+++ LISTED RECORDS +++
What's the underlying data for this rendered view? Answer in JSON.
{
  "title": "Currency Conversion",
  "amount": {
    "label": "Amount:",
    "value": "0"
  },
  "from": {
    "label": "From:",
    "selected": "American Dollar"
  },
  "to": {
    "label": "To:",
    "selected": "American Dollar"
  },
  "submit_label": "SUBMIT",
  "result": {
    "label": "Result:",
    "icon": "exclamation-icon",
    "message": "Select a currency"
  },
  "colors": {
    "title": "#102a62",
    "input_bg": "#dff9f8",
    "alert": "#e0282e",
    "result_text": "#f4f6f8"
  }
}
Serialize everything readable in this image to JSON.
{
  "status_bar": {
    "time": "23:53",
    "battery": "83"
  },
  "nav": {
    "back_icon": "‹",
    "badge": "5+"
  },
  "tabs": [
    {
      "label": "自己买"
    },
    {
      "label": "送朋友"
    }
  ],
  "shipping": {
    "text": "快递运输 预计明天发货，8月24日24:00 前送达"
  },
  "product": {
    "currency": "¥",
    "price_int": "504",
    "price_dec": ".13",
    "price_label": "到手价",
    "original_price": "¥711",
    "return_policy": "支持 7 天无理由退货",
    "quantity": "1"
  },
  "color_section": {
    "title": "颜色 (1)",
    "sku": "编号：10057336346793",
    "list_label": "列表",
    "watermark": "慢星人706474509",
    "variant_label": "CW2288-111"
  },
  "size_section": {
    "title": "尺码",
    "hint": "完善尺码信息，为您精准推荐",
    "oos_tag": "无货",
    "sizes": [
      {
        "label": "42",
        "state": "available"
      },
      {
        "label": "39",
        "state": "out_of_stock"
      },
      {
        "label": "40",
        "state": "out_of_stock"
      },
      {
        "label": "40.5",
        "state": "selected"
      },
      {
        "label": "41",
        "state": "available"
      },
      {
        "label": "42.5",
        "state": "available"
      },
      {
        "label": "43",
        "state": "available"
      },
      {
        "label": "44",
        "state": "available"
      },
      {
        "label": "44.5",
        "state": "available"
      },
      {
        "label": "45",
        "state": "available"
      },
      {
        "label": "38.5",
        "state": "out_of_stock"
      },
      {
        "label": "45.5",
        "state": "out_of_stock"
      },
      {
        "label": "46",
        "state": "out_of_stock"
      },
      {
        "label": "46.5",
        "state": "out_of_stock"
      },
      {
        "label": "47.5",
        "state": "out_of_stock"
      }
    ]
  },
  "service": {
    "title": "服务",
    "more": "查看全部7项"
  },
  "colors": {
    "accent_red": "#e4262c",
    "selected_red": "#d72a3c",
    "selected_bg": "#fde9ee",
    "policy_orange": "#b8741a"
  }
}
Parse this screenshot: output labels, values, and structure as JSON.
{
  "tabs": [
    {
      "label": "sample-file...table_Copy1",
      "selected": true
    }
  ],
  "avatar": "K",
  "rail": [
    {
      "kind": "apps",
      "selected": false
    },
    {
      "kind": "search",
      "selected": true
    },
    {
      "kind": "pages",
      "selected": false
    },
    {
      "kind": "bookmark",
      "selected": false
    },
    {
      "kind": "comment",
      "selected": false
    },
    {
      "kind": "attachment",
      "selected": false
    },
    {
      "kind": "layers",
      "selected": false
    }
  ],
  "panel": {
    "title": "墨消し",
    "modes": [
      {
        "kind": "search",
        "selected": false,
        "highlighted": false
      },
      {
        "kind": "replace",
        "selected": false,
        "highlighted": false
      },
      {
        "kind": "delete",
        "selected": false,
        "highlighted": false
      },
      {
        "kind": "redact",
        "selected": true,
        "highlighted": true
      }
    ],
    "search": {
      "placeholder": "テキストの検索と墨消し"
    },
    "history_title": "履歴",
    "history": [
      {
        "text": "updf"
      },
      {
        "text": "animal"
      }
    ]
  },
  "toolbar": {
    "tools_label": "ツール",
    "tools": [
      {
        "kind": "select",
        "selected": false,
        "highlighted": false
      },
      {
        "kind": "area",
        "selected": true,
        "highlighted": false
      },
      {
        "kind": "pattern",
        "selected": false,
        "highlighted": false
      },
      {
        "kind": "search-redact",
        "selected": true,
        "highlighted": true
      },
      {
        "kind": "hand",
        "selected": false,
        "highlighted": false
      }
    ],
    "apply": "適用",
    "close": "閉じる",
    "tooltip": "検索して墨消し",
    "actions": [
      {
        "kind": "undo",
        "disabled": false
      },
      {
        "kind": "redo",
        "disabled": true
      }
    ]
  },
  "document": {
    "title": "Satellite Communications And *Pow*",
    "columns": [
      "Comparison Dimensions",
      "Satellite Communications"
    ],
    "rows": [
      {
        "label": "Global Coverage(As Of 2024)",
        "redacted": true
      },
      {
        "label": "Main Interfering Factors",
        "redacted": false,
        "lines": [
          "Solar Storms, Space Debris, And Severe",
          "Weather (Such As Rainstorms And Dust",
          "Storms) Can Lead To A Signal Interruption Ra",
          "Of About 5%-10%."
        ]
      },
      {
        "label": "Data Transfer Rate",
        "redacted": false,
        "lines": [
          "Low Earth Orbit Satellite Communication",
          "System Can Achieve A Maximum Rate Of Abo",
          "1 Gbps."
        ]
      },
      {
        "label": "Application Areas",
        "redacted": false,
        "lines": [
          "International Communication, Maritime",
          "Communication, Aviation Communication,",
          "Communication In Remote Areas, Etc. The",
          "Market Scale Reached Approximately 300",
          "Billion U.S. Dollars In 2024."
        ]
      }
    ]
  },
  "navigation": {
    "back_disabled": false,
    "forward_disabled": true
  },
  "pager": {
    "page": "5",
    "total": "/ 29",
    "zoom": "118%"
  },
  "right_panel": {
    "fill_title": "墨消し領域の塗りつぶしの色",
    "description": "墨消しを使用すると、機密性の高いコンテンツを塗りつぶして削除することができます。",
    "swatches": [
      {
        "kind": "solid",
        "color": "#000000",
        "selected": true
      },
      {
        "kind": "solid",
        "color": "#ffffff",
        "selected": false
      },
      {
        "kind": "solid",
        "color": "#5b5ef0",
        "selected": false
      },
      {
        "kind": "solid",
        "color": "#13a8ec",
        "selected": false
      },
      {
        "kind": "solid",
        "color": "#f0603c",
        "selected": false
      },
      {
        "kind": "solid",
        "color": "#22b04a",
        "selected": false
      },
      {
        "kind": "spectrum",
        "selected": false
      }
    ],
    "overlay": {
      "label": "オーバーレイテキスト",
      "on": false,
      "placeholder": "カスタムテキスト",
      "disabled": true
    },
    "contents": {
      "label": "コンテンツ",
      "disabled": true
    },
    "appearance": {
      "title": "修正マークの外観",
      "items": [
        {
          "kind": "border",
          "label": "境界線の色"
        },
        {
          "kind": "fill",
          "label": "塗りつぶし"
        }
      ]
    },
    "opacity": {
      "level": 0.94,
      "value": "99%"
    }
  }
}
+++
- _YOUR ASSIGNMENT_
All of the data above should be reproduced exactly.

- _REPLY TO THE TASK_
What's the underlying data for this rendered view? Answer in JSON.
{
  "title": "Currency Conversion",
  "amount": {
    "label": "Amount:",
    "value": "0"
  },
  "from": {
    "label": "From:",
    "selected": "American Dollar"
  },
  "to": {
    "label": "To:",
    "selected": "American Dollar"
  },
  "submit_label": "SUBMIT",
  "result": {
    "label": "Result:",
    "icon": "exclamation-icon",
    "message": "Select a currency"
  },
  "colors": {
    "title": "#102a62",
    "input_bg": "#dff9f8",
    "alert": "#e0282e",
    "result_text": "#f4f6f8"
  }
}
Serialize everything readable in this image to JSON.
{
  "status_bar": {
    "time": "23:53",
    "battery": "83"
  },
  "nav": {
    "back_icon": "‹",
    "badge": "5+"
  },
  "tabs": [
    {
      "label": "自己买"
    },
    {
      "label": "送朋友"
    }
  ],
  "shipping": {
    "text": "快递运输 预计明天发货，8月24日24:00 前送达"
  },
  "product": {
    "currency": "¥",
    "price_int": "504",
    "price_dec": ".13",
    "price_label": "到手价",
    "original_price": "¥711",
    "return_policy": "支持 7 天无理由退货",
    "quantity": "1"
  },
  "color_section": {
    "title": "颜色 (1)",
    "sku": "编号：10057336346793",
    "list_label": "列表",
    "watermark": "慢星人706474509",
    "variant_label": "CW2288-111"
  },
  "size_section": {
    "title": "尺码",
    "hint": "完善尺码信息，为您精准推荐",
    "oos_tag": "无货",
    "sizes": [
      {
        "label": "42",
        "state": "available"
      },
      {
        "label": "39",
        "state": "out_of_stock"
      },
      {
        "label": "40",
        "state": "out_of_stock"
      },
      {
        "label": "40.5",
        "state": "selected"
      },
      {
        "label": "41",
        "state": "available"
      },
      {
        "label": "42.5",
        "state": "available"
      },
      {
        "label": "43",
        "state": "available"
      },
      {
        "label": "44",
        "state": "available"
      },
      {
        "label": "44.5",
        "state": "available"
      },
      {
        "label": "45",
        "state": "available"
      },
      {
        "label": "38.5",
        "state": "out_of_stock"
      },
      {
        "label": "45.5",
        "state": "out_of_stock"
      },
      {
        "label": "46",
        "state": "out_of_stock"
      },
      {
        "label": "46.5",
        "state": "out_of_stock"
      },
      {
        "label": "47.5",
        "state": "out_of_stock"
      }
    ]
  },
  "service": {
    "title": "服务",
    "more": "查看全部7项"
  },
  "colors": {
    "accent_red": "#e4262c",
    "selected_red": "#d72a3c",
    "selected_bg": "#fde9ee",
    "policy_orange": "#b8741a"
  }
}
Parse this screenshot: output labels, values, and structure as JSON.
{
  "tabs": [
    {
      "label": "sample-file...table_Copy1",
      "selected": true
    }
  ],
  "avatar": "K",
  "rail": [
    {
      "kind": "apps",
      "selected": false
    },
    {
      "kind": "search",
      "selected": true
    },
    {
      "kind": "pages",
      "selected": false
    },
    {
      "kind": "bookmark",
      "selected": false
    },
    {
      "kind": "comment",
      "selected": false
    },
    {
      "kind": "attachment",
      "selected": false
    },
    {
      "kind": "layers",
      "selected": false
    }
  ],
  "panel": {
    "title": "墨消し",
    "modes": [
      {
        "kind": "search",
        "selected": false,
        "highlighted": false
      },
      {
        "kind": "replace",
        "selected": false,
        "highlighted": false
      },
      {
        "kind": "delete",
        "selected": false,
        "highlighted": false
      },
      {
        "kind": "redact",
        "selected": true,
        "highlighted": true
      }
    ],
    "search": {
      "placeholder": "テキストの検索と墨消し"
    },
    "history_title": "履歴",
    "history": [
      {
        "text": "updf"
      },
      {
        "text": "animal"
      }
    ]
  },
  "toolbar": {
    "tools_label": "ツール",
    "tools": [
      {
        "kind": "select",
        "selected": false,
        "highlighted": false
      },
      {
        "kind": "area",
        "selected": true,
        "highlighted": false
      },
      {
        "kind": "pattern",
        "selected": false,
        "highlighted": false
      },
      {
        "kind": "search-redact",
        "selected": true,
        "highlighted": true
      },
      {
        "kind": "hand",
        "selected": false,
        "highlighted": false
      }
    ],
    "apply": "適用",
    "close": "閉じる",
    "tooltip": "検索して墨消し",
    "actions": [
      {
        "kind": "undo",
        "disabled": false
      },
      {
        "kind": "redo",
        "disabled": true
      }
    ]
  },
  "document": {
    "title": "Satellite Communications And *Pow*",
    "columns": [
      "Comparison Dimensions",
      "Satellite Communications"
    ],
    "rows": [
      {
        "label": "Global Coverage(As Of 2024)",
        "redacted": true
      },
      {
        "label": "Main Interfering Factors",
        "redacted": false,
        "lines": [
          "Solar Storms, Space Debris, And Severe",
          "Weather (Such As Rainstorms And Dust",
          "Storms) Can Lead To A Signal Interruption Ra",
          "Of About 5%-10%."
        ]
      },
      {
        "label": "Data Transfer Rate",
        "redacted": false,
        "lines": [
          "Low Earth Orbit Satellite Communication",
          "System Can Achieve A Maximum Rate Of Abo",
          "1 Gbps."
        ]
      },
      {
        "label": "Application Areas",
        "redacted": false,
        "lines": [
          "International Communication, Maritime",
          "Communication, Aviation Communication,",
          "Communication In Remote Areas, Etc. The",
          "Market Scale Reached Approximately 300",
          "Billion U.S. Dollars In 2024."
        ]
      }
    ]
  },
  "navigation": {
    "back_disabled": false,
    "forward_disabled": true
  },
  "pager": {
    "page": "5",
    "total": "/ 29",
    "zoom": "118%"
  },
  "right_panel": {
    "fill_title": "墨消し領域の塗りつぶしの色",
    "description": "墨消しを使用すると、機密性の高いコンテンツを塗りつぶして削除することができます。",
    "swatches": [
      {
        "kind": "solid",
        "color": "#000000",
        "selected": true
      },
      {
        "kind": "solid",
        "color": "#ffffff",
        "selected": false
      },
      {
        "kind": "solid",
        "color": "#5b5ef0",
        "selected": false
      },
      {
        "kind": "solid",
        "color": "#13a8ec",
        "selected": false
      },
      {
        "kind": "solid",
        "color": "#f0603c",
        "selected": false
      },
      {
        "kind": "solid",
        "color": "#22b04a",
        "selected": false
      },
      {
        "kind": "spectrum",
        "selected": false
      }
    ],
    "overlay": {
      "label": "オーバーレイテキスト",
      "on": false,
      "placeholder": "カスタムテキスト",
      "disabled": true
    },
    "contents": {
      "label": "コンテンツ",
      "disabled": true
    },
    "appearance": {
      "title": "修正マークの外観",
      "items": [
        {
          "kind": "border",
          "label": "境界線の色"
        },
        {
          "kind": "fill",
          "label": "塗りつぶし"
        }
      ]
    },
    "opacity": {
      "level": 0.94,
      "value": "99%"
    }
  }
}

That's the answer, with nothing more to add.